(Interface dataset entries)
—————

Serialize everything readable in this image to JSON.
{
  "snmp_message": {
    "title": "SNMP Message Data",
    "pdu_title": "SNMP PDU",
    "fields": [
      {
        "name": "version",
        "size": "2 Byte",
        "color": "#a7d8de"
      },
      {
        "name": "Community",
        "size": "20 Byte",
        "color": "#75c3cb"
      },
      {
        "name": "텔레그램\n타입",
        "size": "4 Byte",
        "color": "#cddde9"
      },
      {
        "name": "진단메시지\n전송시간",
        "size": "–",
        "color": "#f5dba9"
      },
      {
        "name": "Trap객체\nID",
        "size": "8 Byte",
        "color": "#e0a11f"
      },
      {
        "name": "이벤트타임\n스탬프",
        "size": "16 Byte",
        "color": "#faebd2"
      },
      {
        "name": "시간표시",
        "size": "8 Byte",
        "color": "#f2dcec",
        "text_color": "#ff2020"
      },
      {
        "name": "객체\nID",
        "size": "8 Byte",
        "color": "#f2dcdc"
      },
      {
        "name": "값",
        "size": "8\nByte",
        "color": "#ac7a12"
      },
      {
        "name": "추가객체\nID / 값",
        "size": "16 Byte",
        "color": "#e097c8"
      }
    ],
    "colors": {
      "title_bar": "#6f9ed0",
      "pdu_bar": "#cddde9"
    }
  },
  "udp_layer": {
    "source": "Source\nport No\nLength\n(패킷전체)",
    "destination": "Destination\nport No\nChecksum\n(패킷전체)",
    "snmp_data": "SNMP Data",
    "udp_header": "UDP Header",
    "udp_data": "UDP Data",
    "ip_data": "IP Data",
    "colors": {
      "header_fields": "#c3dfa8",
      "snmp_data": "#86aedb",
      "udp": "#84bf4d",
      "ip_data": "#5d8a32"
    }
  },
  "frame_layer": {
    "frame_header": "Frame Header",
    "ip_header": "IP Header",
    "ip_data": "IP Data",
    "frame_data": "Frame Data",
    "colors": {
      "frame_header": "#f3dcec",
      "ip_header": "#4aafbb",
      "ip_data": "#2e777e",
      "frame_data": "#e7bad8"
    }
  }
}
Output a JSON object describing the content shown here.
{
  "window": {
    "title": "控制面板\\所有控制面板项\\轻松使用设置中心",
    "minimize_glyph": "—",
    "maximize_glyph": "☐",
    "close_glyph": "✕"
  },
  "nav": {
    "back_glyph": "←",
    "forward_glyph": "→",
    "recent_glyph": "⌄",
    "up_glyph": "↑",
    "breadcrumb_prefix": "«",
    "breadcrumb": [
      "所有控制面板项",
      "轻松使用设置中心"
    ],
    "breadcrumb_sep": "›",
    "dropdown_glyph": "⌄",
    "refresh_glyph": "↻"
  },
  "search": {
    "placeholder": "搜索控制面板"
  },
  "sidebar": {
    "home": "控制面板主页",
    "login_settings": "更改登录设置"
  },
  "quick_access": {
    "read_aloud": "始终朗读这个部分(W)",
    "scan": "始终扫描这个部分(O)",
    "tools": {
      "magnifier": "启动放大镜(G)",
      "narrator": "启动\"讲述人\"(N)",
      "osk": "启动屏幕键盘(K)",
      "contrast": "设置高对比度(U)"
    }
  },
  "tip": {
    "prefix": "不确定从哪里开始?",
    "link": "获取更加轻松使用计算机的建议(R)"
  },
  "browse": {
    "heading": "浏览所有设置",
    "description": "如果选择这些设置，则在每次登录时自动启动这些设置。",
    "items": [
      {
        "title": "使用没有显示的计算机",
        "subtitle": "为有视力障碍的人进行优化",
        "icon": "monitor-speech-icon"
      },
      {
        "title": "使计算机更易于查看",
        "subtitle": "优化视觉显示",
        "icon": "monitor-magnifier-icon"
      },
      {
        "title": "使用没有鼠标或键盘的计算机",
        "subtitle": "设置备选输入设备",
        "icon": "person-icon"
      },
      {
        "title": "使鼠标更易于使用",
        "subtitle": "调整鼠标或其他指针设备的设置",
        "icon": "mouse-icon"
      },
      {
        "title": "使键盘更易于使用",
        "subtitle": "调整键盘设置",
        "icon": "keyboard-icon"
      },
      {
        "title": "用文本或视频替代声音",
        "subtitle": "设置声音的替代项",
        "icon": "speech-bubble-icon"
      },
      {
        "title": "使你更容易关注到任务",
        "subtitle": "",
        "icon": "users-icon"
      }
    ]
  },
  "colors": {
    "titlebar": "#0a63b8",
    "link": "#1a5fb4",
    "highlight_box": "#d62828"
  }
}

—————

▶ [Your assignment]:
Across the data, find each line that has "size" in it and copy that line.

▶ [Written answer]:
        "size": "2 Byte",
        "size": "20 Byte",
        "size": "4 Byte",
        "size": "–",
        "size": "8 Byte",
        "size": "16 Byte",
        "size": "8 Byte",
        "size": "8 Byte",
        "size": "8\nByte",
        "size": "16 Byte",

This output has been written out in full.